For those fortunate enough to have never experienced them, the “holiday blues” are something of a mystery.
Outside of battling the crowds at the mall or suffering through the same 10 yuletide tunes in an endless rotation on the radio, the holiday season is meant to be a time of happiness and joy. But it is this very expectation of warm feelings and good times that can depress people who don’t end up experiencing such things. In other words, in a season in which people are expected to be happy, anything short of that becomes more obvious and alarming to the person who isn’t feeling it.

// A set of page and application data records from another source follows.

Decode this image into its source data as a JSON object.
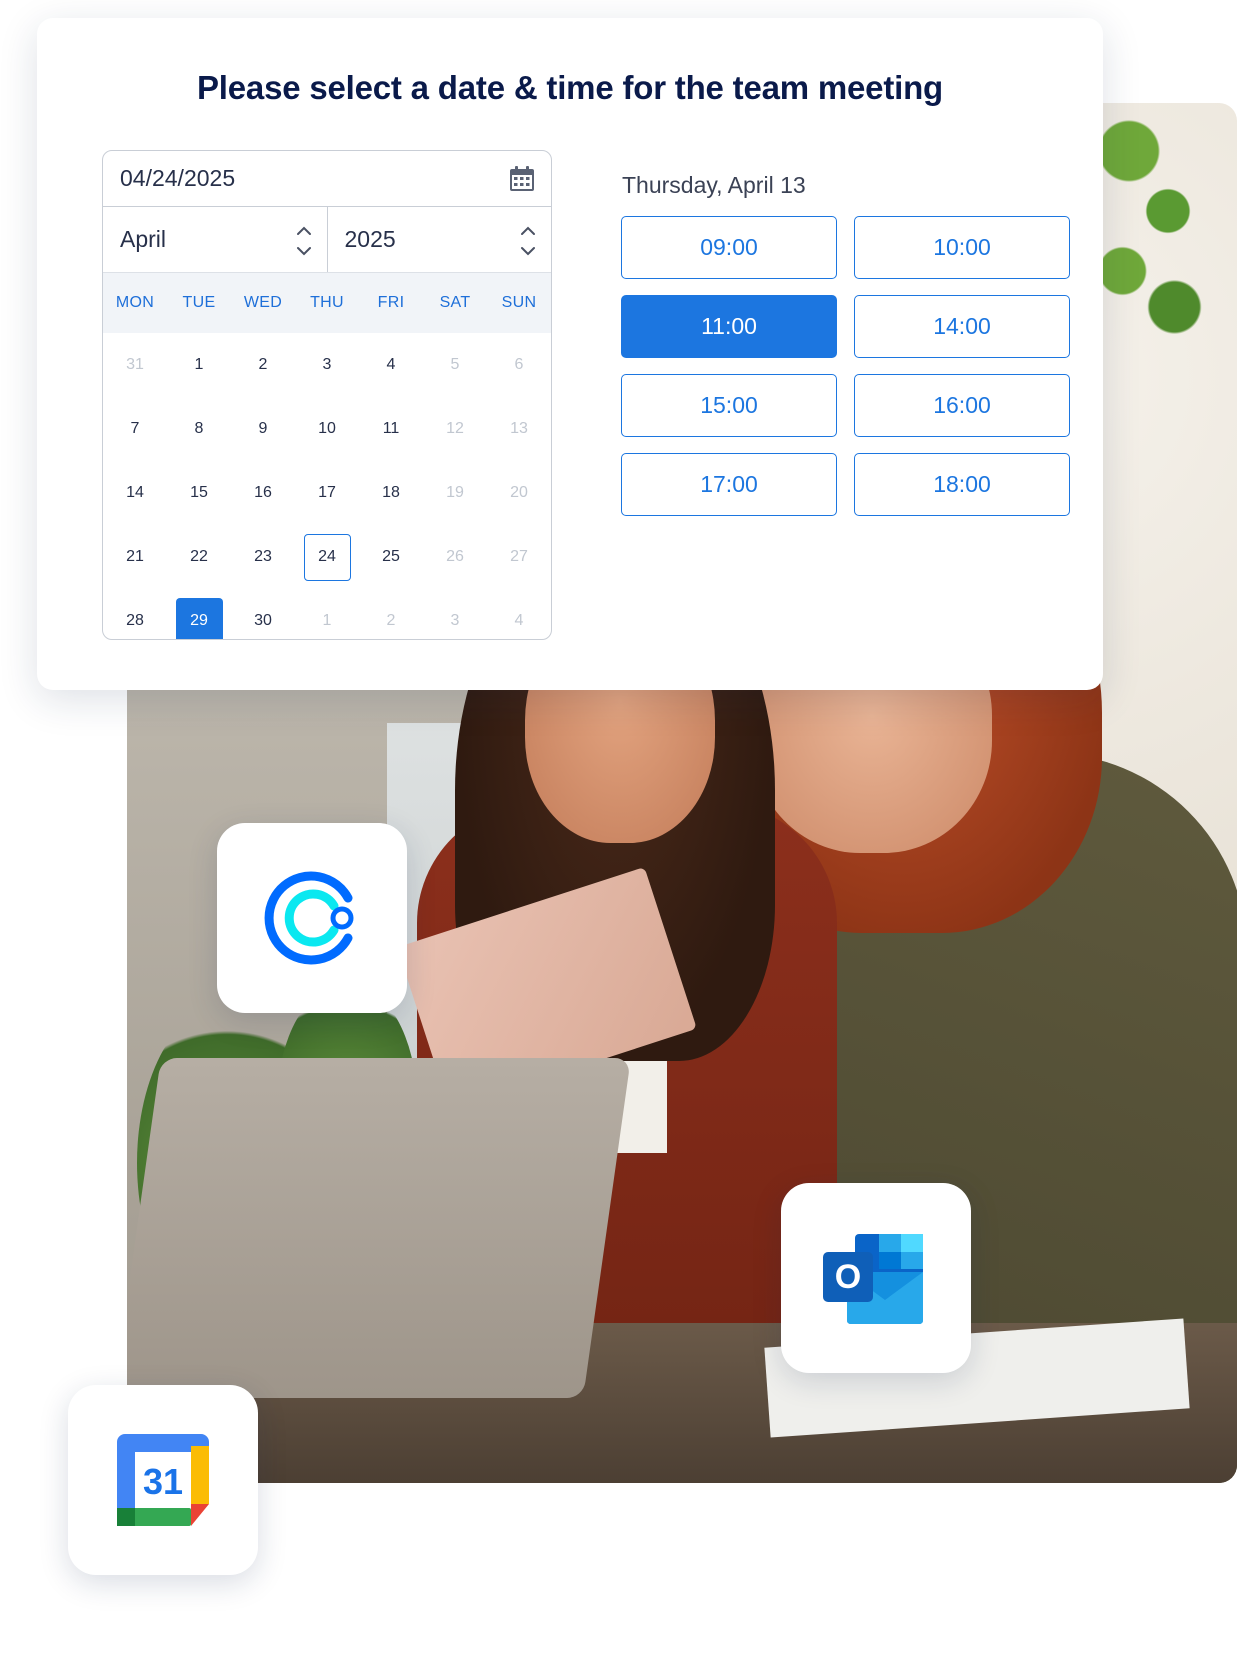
{
  "card": {
    "title": "Please select a date & time for the team meeting"
  },
  "picker": {
    "date_value": "04/24/2025",
    "month": "April",
    "year": "2025",
    "weekdays": [
      "MON",
      "TUE",
      "WED",
      "THU",
      "FRI",
      "SAT",
      "SUN"
    ],
    "days": [
      {
        "label": "31",
        "state": "muted"
      },
      {
        "label": "1",
        "state": "normal"
      },
      {
        "label": "2",
        "state": "normal"
      },
      {
        "label": "3",
        "state": "normal"
      },
      {
        "label": "4",
        "state": "normal"
      },
      {
        "label": "5",
        "state": "muted"
      },
      {
        "label": "6",
        "state": "muted"
      },
      {
        "label": "7",
        "state": "normal"
      },
      {
        "label": "8",
        "state": "normal"
      },
      {
        "label": "9",
        "state": "normal"
      },
      {
        "label": "10",
        "state": "normal"
      },
      {
        "label": "11",
        "state": "normal"
      },
      {
        "label": "12",
        "state": "muted"
      },
      {
        "label": "13",
        "state": "muted"
      },
      {
        "label": "14",
        "state": "normal"
      },
      {
        "label": "15",
        "state": "normal"
      },
      {
        "label": "16",
        "state": "normal"
      },
      {
        "label": "17",
        "state": "normal"
      },
      {
        "label": "18",
        "state": "normal"
      },
      {
        "label": "19",
        "state": "muted"
      },
      {
        "label": "20",
        "state": "muted"
      },
      {
        "label": "21",
        "state": "normal"
      },
      {
        "label": "22",
        "state": "normal"
      },
      {
        "label": "23",
        "state": "normal"
      },
      {
        "label": "24",
        "state": "today"
      },
      {
        "label": "25",
        "state": "normal"
      },
      {
        "label": "26",
        "state": "muted"
      },
      {
        "label": "27",
        "state": "muted"
      },
      {
        "label": "28",
        "state": "normal"
      },
      {
        "label": "29",
        "state": "selected"
      },
      {
        "label": "30",
        "state": "normal"
      },
      {
        "label": "1",
        "state": "muted"
      },
      {
        "label": "2",
        "state": "muted"
      },
      {
        "label": "3",
        "state": "muted"
      },
      {
        "label": "4",
        "state": "muted"
      }
    ]
  },
  "slots": {
    "date_label": "Thursday, April 13",
    "times": [
      {
        "label": "09:00",
        "active": false
      },
      {
        "label": "10:00",
        "active": false
      },
      {
        "label": "11:00",
        "active": true
      },
      {
        "label": "14:00",
        "active": false
      },
      {
        "label": "15:00",
        "active": false
      },
      {
        "label": "16:00",
        "active": false
      },
      {
        "label": "17:00",
        "active": false
      },
      {
        "label": "18:00",
        "active": false
      }
    ]
  },
  "apps": [
    {
      "name": "calendly-logo-icon"
    },
    {
      "name": "outlook-logo-icon",
      "letter": "O"
    },
    {
      "name": "google-calendar-logo-icon",
      "number": "31"
    }
  ],
  "colors": {
    "accent": "#1c76e0",
    "title": "#0a1a4a",
    "muted_day": "#c1c7d0"
  }
}
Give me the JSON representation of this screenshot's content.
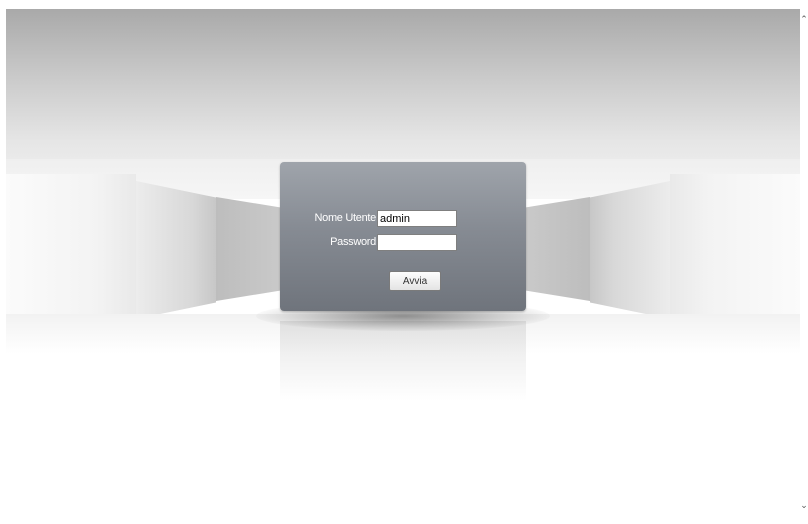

“The holidays are a joyous time for many people, but for others, this season can bring an array of challenges,” explains Chandra Lyles, a manager of psychiatric social services for Community Healthcare System. “Family stress is one of the top contributors to holiday blues, with unhealthy boundaries, financial struggles and substance misuse increasing the potential for family conflict. Grief and loss present additional factors that can weigh heavily at this time of year.”
Besides those experiencing family conflicts or loss, people who have no close contacts and are prone to isolation may be particularly vulnerable to the holiday blues. Other factors, including mental health issues (such as anxiety or depression) and even the cold weather and limited daylight, can contribute to the blues at this time of year.
But as challenging as the holiday blues can be during a typical year, 2020 presents a new and significant wrinkle in the form of the ongoing coronavirus pandemic. Already a factor in increased mental strain among a shuttered and isolated population, the depressive effects of COVID-19 figure to get worse as winter again bears down and traditional holiday gatherings are widely upended.
“We have already been seeing an increase of mental health ailments, especially depression, and I think we’ll continue to see this carry over to the holidays,” says Aneece Alicia, a therapist at New Leaf Resources in Crown Point. “Many families are postponing celebrations or scaling down their gathering sizes for the holidays, which means many meaningful traditions will be different this year. Couple that with the potential for increased financial woes and you may see an increase in depression.”
Lyles and Alicia believe the best way for those trying to cope is to come to grips with the reality that things will be different and try to build new traditions and memories.
Lyles recommends activities such as a virtual baking competition among friends or relatives or a contest to see who can make the best decorations out of non-conventional items. She also says those with extra time and/or money may want to look for ways to bring cheer to those who are less fortunate.
Alicia says many people this year will likely rely on video conferencing to connect with those they love or will scale their gatherings way down in accordance with Centers for Disease Control and Prevention, state and local guidelines.
“Try to see the silver lining in this and take the good in the situation,” Alicia notes. “Focus on what you can do instead of what you can’t do. This year may, in the end, bring us a much-needed break from the typical hustle and bustle.”
Lyles adds that it may help to keep telling oneself that this situation is temporary. Once we get through the pandemic, we’ll be able to look back and see that the true spirit of the holidays can live on — even during a most unusual year.
“Some events may be missing, but love is not,” Lyles says. “By trying to focus on ways to show love and have fun with the people we care about, rather than allowing ourselves to focus on things that are missing, we can teach our brain to look at things from a healthier perspective.”